> _What is required_: Every entry needs to be written out again exactly.

> _Material provided_:

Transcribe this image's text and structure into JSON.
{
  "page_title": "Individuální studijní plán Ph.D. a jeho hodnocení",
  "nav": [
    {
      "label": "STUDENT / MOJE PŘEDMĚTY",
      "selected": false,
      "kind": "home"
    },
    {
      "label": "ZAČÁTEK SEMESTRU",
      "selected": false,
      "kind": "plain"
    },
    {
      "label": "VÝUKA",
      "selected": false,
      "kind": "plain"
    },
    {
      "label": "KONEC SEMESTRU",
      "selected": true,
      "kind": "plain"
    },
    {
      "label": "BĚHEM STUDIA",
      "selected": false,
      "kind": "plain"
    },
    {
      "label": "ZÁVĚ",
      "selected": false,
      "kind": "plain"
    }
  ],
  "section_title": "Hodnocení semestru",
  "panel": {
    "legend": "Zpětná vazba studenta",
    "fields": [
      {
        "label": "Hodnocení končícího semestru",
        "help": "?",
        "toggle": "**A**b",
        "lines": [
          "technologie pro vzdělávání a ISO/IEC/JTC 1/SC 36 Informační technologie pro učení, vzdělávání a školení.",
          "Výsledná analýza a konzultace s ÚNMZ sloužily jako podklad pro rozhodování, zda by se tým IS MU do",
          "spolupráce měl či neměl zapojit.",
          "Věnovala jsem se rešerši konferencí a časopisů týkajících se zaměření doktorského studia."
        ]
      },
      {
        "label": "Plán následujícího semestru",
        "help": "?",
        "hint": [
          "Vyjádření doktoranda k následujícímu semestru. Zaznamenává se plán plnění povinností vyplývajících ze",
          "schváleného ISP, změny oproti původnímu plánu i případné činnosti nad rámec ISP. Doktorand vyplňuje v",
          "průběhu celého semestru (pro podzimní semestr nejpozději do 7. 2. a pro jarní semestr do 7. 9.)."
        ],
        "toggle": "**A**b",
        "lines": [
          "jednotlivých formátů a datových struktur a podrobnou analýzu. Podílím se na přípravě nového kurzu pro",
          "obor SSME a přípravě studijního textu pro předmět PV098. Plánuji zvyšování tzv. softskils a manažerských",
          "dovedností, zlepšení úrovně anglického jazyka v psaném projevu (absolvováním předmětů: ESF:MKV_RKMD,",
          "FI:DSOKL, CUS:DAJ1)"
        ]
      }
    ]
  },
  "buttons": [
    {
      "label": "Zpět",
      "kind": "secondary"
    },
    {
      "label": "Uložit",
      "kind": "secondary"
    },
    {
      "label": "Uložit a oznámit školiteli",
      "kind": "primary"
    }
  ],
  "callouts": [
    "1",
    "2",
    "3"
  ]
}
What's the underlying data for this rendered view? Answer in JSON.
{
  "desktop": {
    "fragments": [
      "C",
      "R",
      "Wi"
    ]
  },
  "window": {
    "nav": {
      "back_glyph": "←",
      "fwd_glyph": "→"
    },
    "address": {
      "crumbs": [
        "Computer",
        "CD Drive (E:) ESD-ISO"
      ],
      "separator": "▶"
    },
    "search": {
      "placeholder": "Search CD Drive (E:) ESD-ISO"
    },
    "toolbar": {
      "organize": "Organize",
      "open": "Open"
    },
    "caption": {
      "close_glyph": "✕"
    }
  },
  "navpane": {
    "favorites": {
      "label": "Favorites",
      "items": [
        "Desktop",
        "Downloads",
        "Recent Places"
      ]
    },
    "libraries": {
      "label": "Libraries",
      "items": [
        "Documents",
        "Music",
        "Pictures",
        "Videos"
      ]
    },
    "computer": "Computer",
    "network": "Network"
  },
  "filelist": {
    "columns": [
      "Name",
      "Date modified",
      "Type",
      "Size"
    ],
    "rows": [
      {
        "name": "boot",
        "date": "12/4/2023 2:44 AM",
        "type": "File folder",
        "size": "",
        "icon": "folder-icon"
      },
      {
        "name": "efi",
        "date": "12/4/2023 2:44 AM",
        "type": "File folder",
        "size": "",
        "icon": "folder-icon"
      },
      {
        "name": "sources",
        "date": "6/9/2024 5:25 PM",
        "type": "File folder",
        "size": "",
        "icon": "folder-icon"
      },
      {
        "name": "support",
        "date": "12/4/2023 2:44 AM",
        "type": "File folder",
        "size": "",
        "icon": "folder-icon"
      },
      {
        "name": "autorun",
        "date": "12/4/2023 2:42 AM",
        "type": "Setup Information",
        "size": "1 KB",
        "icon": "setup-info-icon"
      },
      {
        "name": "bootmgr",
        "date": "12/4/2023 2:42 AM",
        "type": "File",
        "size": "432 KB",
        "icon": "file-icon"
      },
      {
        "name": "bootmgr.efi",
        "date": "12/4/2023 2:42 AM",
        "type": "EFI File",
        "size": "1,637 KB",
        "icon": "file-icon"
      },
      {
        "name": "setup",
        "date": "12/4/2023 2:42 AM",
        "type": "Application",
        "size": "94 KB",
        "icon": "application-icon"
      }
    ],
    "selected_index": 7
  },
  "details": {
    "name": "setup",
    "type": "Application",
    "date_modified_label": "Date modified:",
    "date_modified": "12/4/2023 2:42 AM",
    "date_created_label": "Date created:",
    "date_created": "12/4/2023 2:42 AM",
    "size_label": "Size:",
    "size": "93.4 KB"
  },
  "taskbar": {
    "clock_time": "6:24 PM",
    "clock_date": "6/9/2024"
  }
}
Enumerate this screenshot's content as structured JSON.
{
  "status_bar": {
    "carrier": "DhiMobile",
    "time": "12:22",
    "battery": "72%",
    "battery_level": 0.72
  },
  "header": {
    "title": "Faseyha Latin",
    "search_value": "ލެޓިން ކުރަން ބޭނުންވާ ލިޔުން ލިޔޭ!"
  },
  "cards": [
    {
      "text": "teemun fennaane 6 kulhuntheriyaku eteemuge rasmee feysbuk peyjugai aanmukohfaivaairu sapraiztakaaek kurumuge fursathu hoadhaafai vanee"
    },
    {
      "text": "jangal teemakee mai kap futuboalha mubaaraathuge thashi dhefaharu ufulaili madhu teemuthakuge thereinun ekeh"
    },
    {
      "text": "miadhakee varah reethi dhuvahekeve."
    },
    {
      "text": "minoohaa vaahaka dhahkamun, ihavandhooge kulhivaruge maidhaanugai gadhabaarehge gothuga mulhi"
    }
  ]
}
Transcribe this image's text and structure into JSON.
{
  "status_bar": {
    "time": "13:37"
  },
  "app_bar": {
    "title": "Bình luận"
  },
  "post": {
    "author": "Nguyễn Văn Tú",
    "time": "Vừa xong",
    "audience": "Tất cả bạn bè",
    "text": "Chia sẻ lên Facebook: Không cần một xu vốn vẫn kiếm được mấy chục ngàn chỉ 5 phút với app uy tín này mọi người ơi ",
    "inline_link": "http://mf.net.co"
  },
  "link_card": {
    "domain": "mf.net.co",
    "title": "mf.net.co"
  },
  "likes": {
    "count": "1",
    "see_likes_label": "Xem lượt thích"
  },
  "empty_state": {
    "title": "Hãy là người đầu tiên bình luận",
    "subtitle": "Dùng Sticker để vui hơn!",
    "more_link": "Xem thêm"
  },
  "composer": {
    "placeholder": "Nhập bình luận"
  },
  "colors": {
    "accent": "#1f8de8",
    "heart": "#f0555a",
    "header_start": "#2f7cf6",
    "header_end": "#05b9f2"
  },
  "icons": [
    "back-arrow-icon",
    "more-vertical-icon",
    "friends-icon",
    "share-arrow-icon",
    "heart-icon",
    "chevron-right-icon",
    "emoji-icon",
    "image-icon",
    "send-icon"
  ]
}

> _Solution to this task_:
Transcribe this image's text and structure into JSON.
{
  "page_title": "Individuální studijní plán Ph.D. a jeho hodnocení",
  "nav": [
    {
      "label": "STUDENT / MOJE PŘEDMĚTY",
      "selected": false,
      "kind": "home"
    },
    {
      "label": "ZAČÁTEK SEMESTRU",
      "selected": false,
      "kind": "plain"
    },
    {
      "label": "VÝUKA",
      "selected": false,
      "kind": "plain"
    },
    {
      "label": "KONEC SEMESTRU",
      "selected": true,
      "kind": "plain"
    },
    {
      "label": "BĚHEM STUDIA",
      "selected": false,
      "kind": "plain"
    },
    {
      "label": "ZÁVĚ",
      "selected": false,
      "kind": "plain"
    }
  ],
  "section_title": "Hodnocení semestru",
  "panel": {
    "legend": "Zpětná vazba studenta",
    "fields": [
      {
        "label": "Hodnocení končícího semestru",
        "help": "?",
        "toggle": "**A**b",
        "lines": [
          "technologie pro vzdělávání a ISO/IEC/JTC 1/SC 36 Informační technologie pro učení, vzdělávání a školení.",
          "Výsledná analýza a konzultace s ÚNMZ sloužily jako podklad pro rozhodování, zda by se tým IS MU do",
          "spolupráce měl či neměl zapojit.",
          "Věnovala jsem se rešerši konferencí a časopisů týkajících se zaměření doktorského studia."
        ]
      },
      {
        "label": "Plán následujícího semestru",
        "help": "?",
        "hint": [
          "Vyjádření doktoranda k následujícímu semestru. Zaznamenává se plán plnění povinností vyplývajících ze",
          "schváleného ISP, změny oproti původnímu plánu i případné činnosti nad rámec ISP. Doktorand vyplňuje v",
          "průběhu celého semestru (pro podzimní semestr nejpozději do 7. 2. a pro jarní semestr do 7. 9.)."
        ],
        "toggle": "**A**b",
        "lines": [
          "jednotlivých formátů a datových struktur a podrobnou analýzu. Podílím se na přípravě nového kurzu pro",
          "obor SSME a přípravě studijního textu pro předmět PV098. Plánuji zvyšování tzv. softskils a manažerských",
          "dovedností, zlepšení úrovně anglického jazyka v psaném projevu (absolvováním předmětů: ESF:MKV_RKMD,",
          "FI:DSOKL, CUS:DAJ1)"
        ]
      }
    ]
  },
  "buttons": [
    {
      "label": "Zpět",
      "kind": "secondary"
    },
    {
      "label": "Uložit",
      "kind": "secondary"
    },
    {
      "label": "Uložit a oznámit školiteli",
      "kind": "primary"
    }
  ],
  "callouts": [
    "1",
    "2",
    "3"
  ]
}
What's the underlying data for this rendered view? Answer in JSON.
{
  "desktop": {
    "fragments": [
      "C",
      "R",
      "Wi"
    ]
  },
  "window": {
    "nav": {
      "back_glyph": "←",
      "fwd_glyph": "→"
    },
    "address": {
      "crumbs": [
        "Computer",
        "CD Drive (E:) ESD-ISO"
      ],
      "separator": "▶"
    },
    "search": {
      "placeholder": "Search CD Drive (E:) ESD-ISO"
    },
    "toolbar": {
      "organize": "Organize",
      "open": "Open"
    },
    "caption": {
      "close_glyph": "✕"
    }
  },
  "navpane": {
    "favorites": {
      "label": "Favorites",
      "items": [
        "Desktop",
        "Downloads",
        "Recent Places"
      ]
    },
    "libraries": {
      "label": "Libraries",
      "items": [
        "Documents",
        "Music",
        "Pictures",
        "Videos"
      ]
    },
    "computer": "Computer",
    "network": "Network"
  },
  "filelist": {
    "columns": [
      "Name",
      "Date modified",
      "Type",
      "Size"
    ],
    "rows": [
      {
        "name": "boot",
        "date": "12/4/2023 2:44 AM",
        "type": "File folder",
        "size": "",
        "icon": "folder-icon"
      },
      {
        "name": "efi",
        "date": "12/4/2023 2:44 AM",
        "type": "File folder",
        "size": "",
        "icon": "folder-icon"
      },
      {
        "name": "sources",
        "date": "6/9/2024 5:25 PM",
        "type": "File folder",
        "size": "",
        "icon": "folder-icon"
      },
      {
        "name": "support",
        "date": "12/4/2023 2:44 AM",
        "type": "File folder",
        "size": "",
        "icon": "folder-icon"
      },
      {
        "name": "autorun",
        "date": "12/4/2023 2:42 AM",
        "type": "Setup Information",
        "size": "1 KB",
        "icon": "setup-info-icon"
      },
      {
        "name": "bootmgr",
        "date": "12/4/2023 2:42 AM",
        "type": "File",
        "size": "432 KB",
        "icon": "file-icon"
      },
      {
        "name": "bootmgr.efi",
        "date": "12/4/2023 2:42 AM",
        "type": "EFI File",
        "size": "1,637 KB",
        "icon": "file-icon"
      },
      {
        "name": "setup",
        "date": "12/4/2023 2:42 AM",
        "type": "Application",
        "size": "94 KB",
        "icon": "application-icon"
      }
    ],
    "selected_index": 7
  },
  "details": {
    "name": "setup",
    "type": "Application",
    "date_modified_label": "Date modified:",
    "date_modified": "12/4/2023 2:42 AM",
    "date_created_label": "Date created:",
    "date_created": "12/4/2023 2:42 AM",
    "size_label": "Size:",
    "size": "93.4 KB"
  },
  "taskbar": {
    "clock_time": "6:24 PM",
    "clock_date": "6/9/2024"
  }
}
Enumerate this screenshot's content as structured JSON.
{
  "status_bar": {
    "carrier": "DhiMobile",
    "time": "12:22",
    "battery": "72%",
    "battery_level": 0.72
  },
  "header": {
    "title": "Faseyha Latin",
    "search_value": "ލެޓިން ކުރަން ބޭނުންވާ ލިޔުން ލިޔޭ!"
  },
  "cards": [
    {
      "text": "teemun fennaane 6 kulhuntheriyaku eteemuge rasmee feysbuk peyjugai aanmukohfaivaairu sapraiztakaaek kurumuge fursathu hoadhaafai vanee"
    },
    {
      "text": "jangal teemakee mai kap futuboalha mubaaraathuge thashi dhefaharu ufulaili madhu teemuthakuge thereinun ekeh"
    },
    {
      "text": "miadhakee varah reethi dhuvahekeve."
    },
    {
      "text": "minoohaa vaahaka dhahkamun, ihavandhooge kulhivaruge maidhaanugai gadhabaarehge gothuga mulhi"
    }
  ]
}
Transcribe this image's text and structure into JSON.
{
  "status_bar": {
    "time": "13:37"
  },
  "app_bar": {
    "title": "Bình luận"
  },
  "post": {
    "author": "Nguyễn Văn Tú",
    "time": "Vừa xong",
    "audience": "Tất cả bạn bè",
    "text": "Chia sẻ lên Facebook: Không cần một xu vốn vẫn kiếm được mấy chục ngàn chỉ 5 phút với app uy tín này mọi người ơi ",
    "inline_link": "http://mf.net.co"
  },
  "link_card": {
    "domain": "mf.net.co",
    "title": "mf.net.co"
  },
  "likes": {
    "count": "1",
    "see_likes_label": "Xem lượt thích"
  },
  "empty_state": {
    "title": "Hãy là người đầu tiên bình luận",
    "subtitle": "Dùng Sticker để vui hơn!",
    "more_link": "Xem thêm"
  },
  "composer": {
    "placeholder": "Nhập bình luận"
  },
  "colors": {
    "accent": "#1f8de8",
    "heart": "#f0555a",
    "header_start": "#2f7cf6",
    "header_end": "#05b9f2"
  },
  "icons": [
    "back-arrow-icon",
    "more-vertical-icon",
    "friends-icon",
    "share-arrow-icon",
    "heart-icon",
    "chevron-right-icon",
    "emoji-icon",
    "image-icon",
    "send-icon"
  ]
}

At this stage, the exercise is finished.